After House Speaker Paul Ryan reportedly told President Trump that Republicans lacked enough votes to pass the GOP health care bill, Republicans canceled a vote on the American Health Care Act on Friday, putting the president’s promise to repeal and replace Obamacare in jeopardy.
It’s the first major setback to the president’s agenda in Congress, but Republican voters are likely to hold Republican congressional leaders, rather than the president, responsible.
Ahead of the vote, Trump said Ryan should keep his job as House speaker even if the vote was unsuccessful. The president also told Robert Costa of The Washington Post that he doesn’t “blame Paul,” in the immediate aftermath of the news that the vote had been canceled. But the White House has reportedly been gearing up to point the finger at Ryan if anything went wrong. “Behind the scenes, the president’s aides are planning to blame Ryan if there is an embarrassing defeat on a bill that has been a Republican goal for more than seven years,” Bloomberg reported earlier in the day, citing an unnamed administration official.

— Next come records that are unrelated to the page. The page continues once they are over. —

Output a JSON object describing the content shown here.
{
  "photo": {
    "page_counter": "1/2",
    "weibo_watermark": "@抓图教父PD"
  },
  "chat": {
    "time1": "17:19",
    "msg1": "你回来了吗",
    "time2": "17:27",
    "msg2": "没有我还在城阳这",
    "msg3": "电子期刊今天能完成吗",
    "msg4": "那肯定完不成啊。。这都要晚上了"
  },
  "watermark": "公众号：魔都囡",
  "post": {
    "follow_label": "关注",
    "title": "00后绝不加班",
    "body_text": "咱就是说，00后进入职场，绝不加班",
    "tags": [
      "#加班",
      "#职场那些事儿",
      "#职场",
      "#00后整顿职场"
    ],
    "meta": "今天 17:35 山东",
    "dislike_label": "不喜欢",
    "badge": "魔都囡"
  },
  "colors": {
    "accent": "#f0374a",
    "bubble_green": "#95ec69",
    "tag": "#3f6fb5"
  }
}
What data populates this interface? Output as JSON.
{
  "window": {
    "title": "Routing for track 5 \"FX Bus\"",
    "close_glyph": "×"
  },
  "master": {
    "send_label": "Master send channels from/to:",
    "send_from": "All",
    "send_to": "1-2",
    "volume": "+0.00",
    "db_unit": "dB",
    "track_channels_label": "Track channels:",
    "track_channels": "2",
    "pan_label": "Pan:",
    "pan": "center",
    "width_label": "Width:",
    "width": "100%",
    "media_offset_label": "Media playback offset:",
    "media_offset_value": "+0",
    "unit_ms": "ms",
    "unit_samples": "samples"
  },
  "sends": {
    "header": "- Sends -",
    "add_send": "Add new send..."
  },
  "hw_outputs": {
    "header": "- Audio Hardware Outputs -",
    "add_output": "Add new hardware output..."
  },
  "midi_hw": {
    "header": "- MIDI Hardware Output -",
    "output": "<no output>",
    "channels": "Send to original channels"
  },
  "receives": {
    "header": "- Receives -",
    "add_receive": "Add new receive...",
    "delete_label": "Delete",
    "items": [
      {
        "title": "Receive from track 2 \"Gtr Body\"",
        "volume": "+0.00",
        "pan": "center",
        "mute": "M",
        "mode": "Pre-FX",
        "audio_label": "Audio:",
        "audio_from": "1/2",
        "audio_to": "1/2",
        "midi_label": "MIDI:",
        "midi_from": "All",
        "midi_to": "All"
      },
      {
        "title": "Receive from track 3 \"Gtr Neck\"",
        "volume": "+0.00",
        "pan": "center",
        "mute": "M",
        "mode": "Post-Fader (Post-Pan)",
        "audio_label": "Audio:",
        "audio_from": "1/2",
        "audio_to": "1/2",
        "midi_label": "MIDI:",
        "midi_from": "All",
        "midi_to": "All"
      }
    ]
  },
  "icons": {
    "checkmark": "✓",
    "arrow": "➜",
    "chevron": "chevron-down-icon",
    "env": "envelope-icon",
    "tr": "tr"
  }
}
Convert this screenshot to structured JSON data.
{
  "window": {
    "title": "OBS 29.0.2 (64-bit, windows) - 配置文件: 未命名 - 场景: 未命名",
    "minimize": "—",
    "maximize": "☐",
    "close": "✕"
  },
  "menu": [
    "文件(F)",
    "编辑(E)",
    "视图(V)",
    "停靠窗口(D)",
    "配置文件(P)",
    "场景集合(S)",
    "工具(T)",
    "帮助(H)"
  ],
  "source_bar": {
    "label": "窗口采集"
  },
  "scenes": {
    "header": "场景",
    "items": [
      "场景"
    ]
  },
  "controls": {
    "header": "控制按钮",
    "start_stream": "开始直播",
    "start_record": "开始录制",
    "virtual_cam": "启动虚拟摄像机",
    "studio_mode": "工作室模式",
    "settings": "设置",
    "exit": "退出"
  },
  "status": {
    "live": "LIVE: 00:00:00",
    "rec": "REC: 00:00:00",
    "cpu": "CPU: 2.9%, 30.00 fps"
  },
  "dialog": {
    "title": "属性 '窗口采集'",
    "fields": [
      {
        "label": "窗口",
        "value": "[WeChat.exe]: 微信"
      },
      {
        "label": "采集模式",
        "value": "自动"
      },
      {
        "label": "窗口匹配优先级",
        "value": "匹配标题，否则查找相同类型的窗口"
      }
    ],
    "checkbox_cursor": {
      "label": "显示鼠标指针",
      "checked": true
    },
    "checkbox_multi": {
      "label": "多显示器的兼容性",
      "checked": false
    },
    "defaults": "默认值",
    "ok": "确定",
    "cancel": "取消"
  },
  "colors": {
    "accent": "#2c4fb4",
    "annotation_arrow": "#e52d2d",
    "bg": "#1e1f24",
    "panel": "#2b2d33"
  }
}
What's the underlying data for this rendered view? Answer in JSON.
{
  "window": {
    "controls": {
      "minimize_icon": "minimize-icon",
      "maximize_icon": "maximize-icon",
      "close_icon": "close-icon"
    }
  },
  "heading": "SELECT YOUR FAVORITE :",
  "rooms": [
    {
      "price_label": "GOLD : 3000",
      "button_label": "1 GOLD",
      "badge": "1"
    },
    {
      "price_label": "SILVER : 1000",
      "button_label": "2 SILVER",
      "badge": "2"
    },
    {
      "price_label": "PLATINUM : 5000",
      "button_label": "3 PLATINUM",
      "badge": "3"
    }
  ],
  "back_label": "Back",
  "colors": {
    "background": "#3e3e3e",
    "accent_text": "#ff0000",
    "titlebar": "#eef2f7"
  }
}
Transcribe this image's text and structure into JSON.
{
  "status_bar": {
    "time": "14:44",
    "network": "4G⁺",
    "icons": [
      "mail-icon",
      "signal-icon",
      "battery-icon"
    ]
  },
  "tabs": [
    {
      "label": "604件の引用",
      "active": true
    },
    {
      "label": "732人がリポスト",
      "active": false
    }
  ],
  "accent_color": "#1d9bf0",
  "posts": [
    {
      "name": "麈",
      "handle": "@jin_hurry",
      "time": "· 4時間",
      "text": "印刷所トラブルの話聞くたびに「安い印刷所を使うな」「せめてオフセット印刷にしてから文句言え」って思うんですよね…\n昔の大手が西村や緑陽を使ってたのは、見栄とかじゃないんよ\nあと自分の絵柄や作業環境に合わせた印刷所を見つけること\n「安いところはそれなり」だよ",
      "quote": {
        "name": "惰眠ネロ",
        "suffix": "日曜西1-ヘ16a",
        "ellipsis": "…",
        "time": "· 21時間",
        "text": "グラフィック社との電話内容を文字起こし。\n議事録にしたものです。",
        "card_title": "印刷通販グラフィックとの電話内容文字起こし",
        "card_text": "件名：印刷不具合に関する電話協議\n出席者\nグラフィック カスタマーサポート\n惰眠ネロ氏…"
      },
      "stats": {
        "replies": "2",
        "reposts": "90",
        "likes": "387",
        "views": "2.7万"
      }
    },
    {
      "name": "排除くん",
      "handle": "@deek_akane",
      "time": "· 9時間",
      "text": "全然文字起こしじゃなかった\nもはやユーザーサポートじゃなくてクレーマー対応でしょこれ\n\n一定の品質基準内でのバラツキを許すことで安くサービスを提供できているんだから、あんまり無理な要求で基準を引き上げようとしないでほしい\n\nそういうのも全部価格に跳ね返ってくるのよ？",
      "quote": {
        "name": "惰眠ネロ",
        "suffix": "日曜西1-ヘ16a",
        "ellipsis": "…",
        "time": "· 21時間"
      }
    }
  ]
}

And if Trump and Ryan clash as a result of the outcome, Republican voters may side with the president. In February, the Pew Research Center found that a majority of Republican voters were more likely to trust Trump than Republican congressional leaders in the event of a dispute. The survey also reported that Republican voters had a far more favorable view of Trump than they did of Ryan or Senate Majority Leader Mitch McConnell. An overwhelming majority of Republican voters—at 86 percent—had a favorable view of Trump, compared to just 65 percent who held a favorable view of Ryan and just 57 percent who felt warmly toward McConnell. That suggests that Republican congressional leaders could face retribution from their base if they end up on a collision course with the president.